**Work order**
Using the data below, show every line where the word "Reset" occurs.

**Data for processing**
---------------
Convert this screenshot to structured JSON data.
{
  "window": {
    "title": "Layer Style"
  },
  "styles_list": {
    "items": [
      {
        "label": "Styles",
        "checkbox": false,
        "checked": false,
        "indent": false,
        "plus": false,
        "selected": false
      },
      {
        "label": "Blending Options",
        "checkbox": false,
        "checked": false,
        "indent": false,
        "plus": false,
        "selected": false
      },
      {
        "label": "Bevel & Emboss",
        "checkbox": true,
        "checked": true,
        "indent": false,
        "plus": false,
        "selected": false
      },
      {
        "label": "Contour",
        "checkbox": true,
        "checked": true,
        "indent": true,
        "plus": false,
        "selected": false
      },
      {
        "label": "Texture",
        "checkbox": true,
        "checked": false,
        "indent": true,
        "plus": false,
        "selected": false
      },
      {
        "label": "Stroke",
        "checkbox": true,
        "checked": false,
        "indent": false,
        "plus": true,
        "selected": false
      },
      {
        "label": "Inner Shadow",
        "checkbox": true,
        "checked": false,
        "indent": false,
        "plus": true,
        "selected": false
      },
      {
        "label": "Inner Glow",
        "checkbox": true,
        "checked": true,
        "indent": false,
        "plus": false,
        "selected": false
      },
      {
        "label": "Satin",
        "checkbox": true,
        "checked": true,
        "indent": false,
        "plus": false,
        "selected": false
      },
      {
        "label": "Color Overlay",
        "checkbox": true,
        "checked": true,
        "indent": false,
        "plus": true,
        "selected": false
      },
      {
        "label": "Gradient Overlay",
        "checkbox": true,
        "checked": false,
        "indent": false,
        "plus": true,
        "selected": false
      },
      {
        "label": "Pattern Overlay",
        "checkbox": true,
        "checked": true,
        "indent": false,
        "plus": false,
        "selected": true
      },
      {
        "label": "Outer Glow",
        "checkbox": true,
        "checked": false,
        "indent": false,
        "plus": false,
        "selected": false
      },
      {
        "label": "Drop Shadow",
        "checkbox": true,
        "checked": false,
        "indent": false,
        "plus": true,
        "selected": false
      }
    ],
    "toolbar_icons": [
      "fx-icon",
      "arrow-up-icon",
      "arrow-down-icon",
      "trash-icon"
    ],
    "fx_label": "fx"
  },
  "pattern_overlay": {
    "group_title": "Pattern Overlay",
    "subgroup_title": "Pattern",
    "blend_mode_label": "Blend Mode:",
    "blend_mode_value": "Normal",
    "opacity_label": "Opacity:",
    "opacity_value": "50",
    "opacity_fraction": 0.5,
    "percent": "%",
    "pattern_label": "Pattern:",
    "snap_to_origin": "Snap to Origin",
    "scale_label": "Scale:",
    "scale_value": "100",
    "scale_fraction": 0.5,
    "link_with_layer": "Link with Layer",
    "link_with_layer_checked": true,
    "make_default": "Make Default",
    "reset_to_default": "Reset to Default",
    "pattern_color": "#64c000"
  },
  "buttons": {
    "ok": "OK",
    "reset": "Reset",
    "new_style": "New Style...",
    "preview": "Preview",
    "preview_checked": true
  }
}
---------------
**Completed task**
    "reset_to_default": "Reset to Default",
    "reset": "Reset",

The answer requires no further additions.